The flavour of these books is a mixture of Philip Pulman's superb Victorian thrillers featuring Sally Lockhart (starting with The Ruby In The Smoke), combined with the sardonic humour and intelligence of Terry Pratchett, together with a dash of J.K. Rowling. Jonathan Stroud is no imitator, however - this is unique stuff.

The three books form an almost continuous, multi-layered story, set in an alternative London, with a back-story stretching back to ancient Egypt. One of the things that I really like is the multiple viewpoints from which the story is told. The ancient djinni Bartimaeus has a wonderfully sardonic and (perhaps justifiably) conceited outlook on life, and tells his part in the proceedings in both first and third persons, with many entertaining footnotes. Nathaniel is a young magician who summons Bartimaeus. Initially oppressed himself, he becomes part of the oppressive Establishment and is then gradually reformed through much painful experience. The third main character, the feisty Resistance leader Kitty, doesn't really take the stage until later, her importance and quality only gradually dawning on the reader.

Adults familiar with the recent British government will pick up a whiff of sharp political satire (although it doesn't intrude on the story), and people familiar with history will get an extra kick from Bartimaeus's unique outlook on events.

The movies, when they come out, will have a hard job living up to these excellent books. The books deserve the best quality movie-making - I hope that they get it.

[More links on the Bartimaeus Trilogy]
[10 best books for treating Harry Potter withdrawal]
[Some of my additional suggestions]
[My books page]

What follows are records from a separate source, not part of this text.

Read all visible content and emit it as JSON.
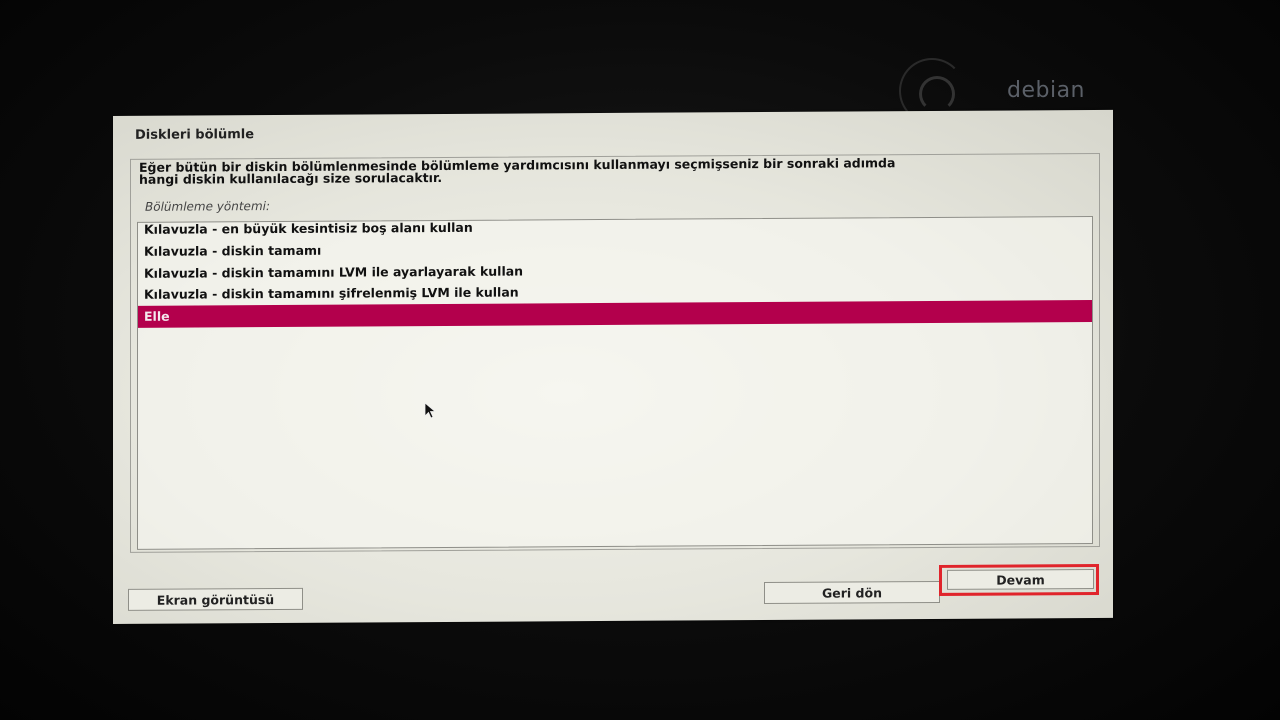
{
  "brand": {
    "logo_text": "debian"
  },
  "dialog": {
    "title": "Diskleri bölümle",
    "description": "Eğer bütün bir diskin bölümlenmesinde bölümleme yardımcısını kullanmayı seçmişseniz bir sonraki adımda\nhangi diskin kullanılacağı size sorulacaktır.",
    "section_label": "Bölümleme yöntemi:",
    "options": [
      "Kılavuzla - en büyük kesintisiz boş alanı kullan",
      "Kılavuzla - diskin tamamı",
      "Kılavuzla - diskin tamamını LVM ile ayarlayarak kullan",
      "Kılavuzla - diskin tamamını şifrelenmiş LVM ile kullan",
      "Elle"
    ],
    "selected_option": "Elle"
  },
  "buttons": {
    "screenshot": "Ekran görüntüsü",
    "back": "Geri dön",
    "continue": "Devam"
  },
  "colors": {
    "selection": "#b3004c",
    "highlight_box": "#e0242b",
    "dialog_bg": "#e8e8df"
  },
  "icons": {
    "logo": "debian-swirl-icon",
    "pointer": "mouse-pointer-icon"
  }
}
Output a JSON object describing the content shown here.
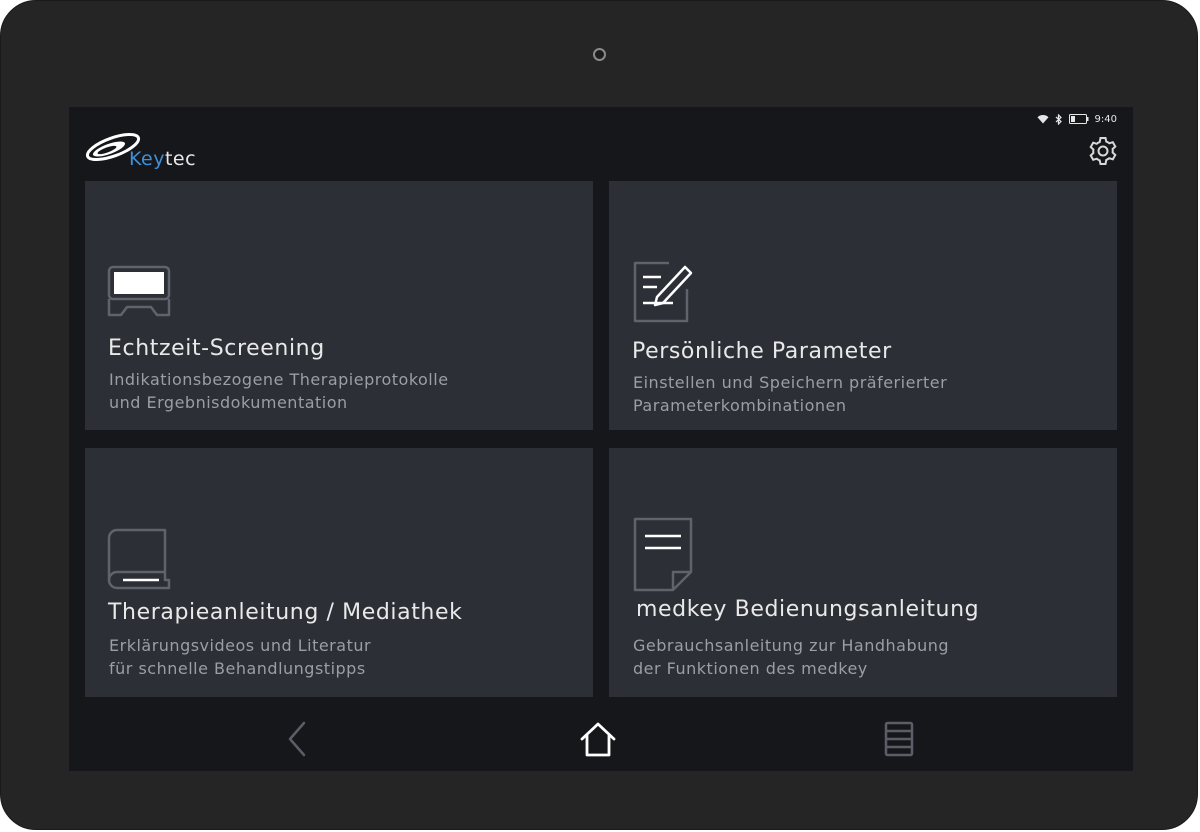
{
  "status_bar": {
    "time": "9:40",
    "icons": [
      "wifi-icon",
      "bluetooth-icon",
      "battery-icon"
    ]
  },
  "header": {
    "logo_prefix": "Key",
    "logo_suffix": "tec",
    "settings_icon": "gear-icon"
  },
  "cards": [
    {
      "icon": "screening-device-icon",
      "title": "Echtzeit-Screening",
      "description": "Indikationsbezogene Therapieprotokolle\nund Ergebnisdokumentation"
    },
    {
      "icon": "edit-document-icon",
      "title": "Persönliche Parameter",
      "description": "Einstellen und Speichern präferierter\nParameterkombinationen"
    },
    {
      "icon": "book-icon",
      "title": "Therapieanleitung / Mediathek",
      "description": "Erklärungsvideos und Literatur\nfür schnelle Behandlungstipps"
    },
    {
      "icon": "manual-document-icon",
      "title": "medkey Bedienungsanleitung",
      "description": "Gebrauchsanleitung zur Handhabung\nder Funktionen des medkey"
    }
  ],
  "navigation": {
    "back_icon": "back-chevron-icon",
    "home_icon": "home-icon",
    "recent_icon": "recent-apps-icon"
  },
  "colors": {
    "bezel": "#252525",
    "screen_background": "#16171b",
    "card_background": "#2c2f35",
    "title_text": "#e9e9e9",
    "description_text": "#9a9ea6",
    "logo_accent": "#3d8fd6"
  }
}
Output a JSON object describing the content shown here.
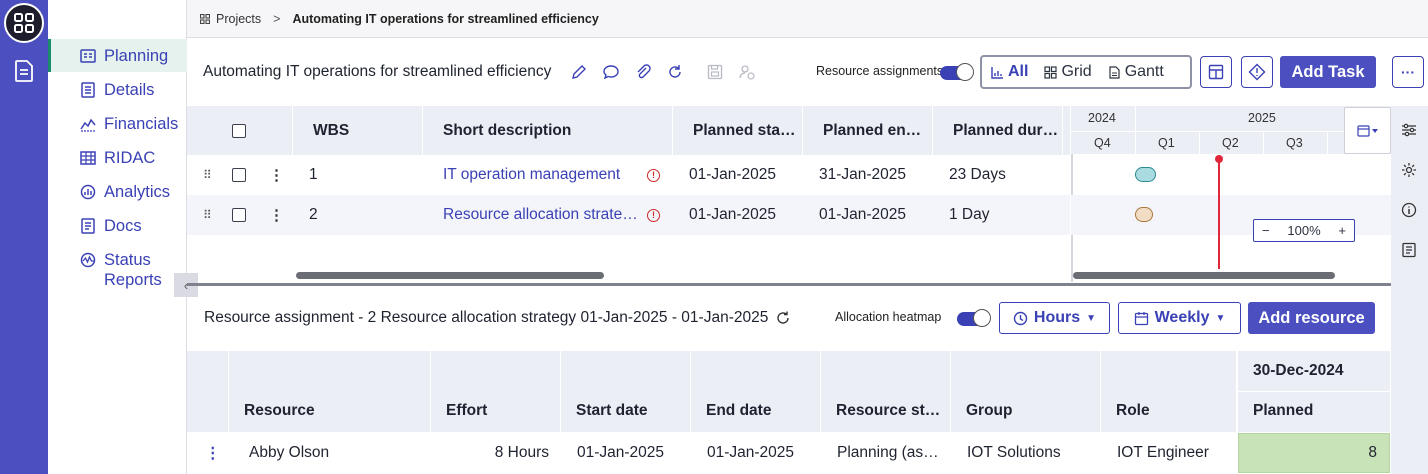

Yes, we are in one of the worlds of Terry Pratchett. It is our own world in this case, as described in his trilogy for children entitled "The Bromeliad" (which you may have seen as individual volumes entitled "Truckers", "Diggers" and "Wings").

As always, Terry Pratchett makes us see all our absurdities in a wise and funny way, his use of the English language crackles with wit and invention, and his story grips the reader from start to finish.

Some of his best work is written for younger readers but is enjoyed by all ages, and this is well up to his standard. The Bromeliad is a single story in three more or less consecutive parts, concerning the lives and adventures of the race of tiny, fast-living nomes, who are not natives of Earth but whose racial memory has long forgotten this fact. One small group of nomes lives rough in the fields near a motorway, and life becomes so hard that they steal a ride on a lorry (a major undertaking) in the hope that it will take them anywhere that might prove better. This turns out to be a large department store inhabited by a larger group of nomes, living beneath the floorboards of different departments, apparently in the lap of luxury. Alas, the store is due to be demolished. The nomes in residence have become very set in their ways and in their beliefs, and the incoming band of nomes has to seriously shake things up (including themselves) if they are to survive. Their final mass escape from the store is only one step of an enthralling saga, involving hardship, computer assistance (when it feels like it), agonizing personal reappraisals, much hot-wiring and some increasingly awesome forms of transportation.

If you enjoyed his book "The Wee Free Men" then you will love "The Bromeliad". If you like reading and have never heard of either, and are curious to find out why Terry Pratchett was awarded the OBE for "services to literature" in 1998, do try either book - whatever age you are. You may be hooked.

[My review of Shel Silverstein's Official Site For Kids]
[My books page]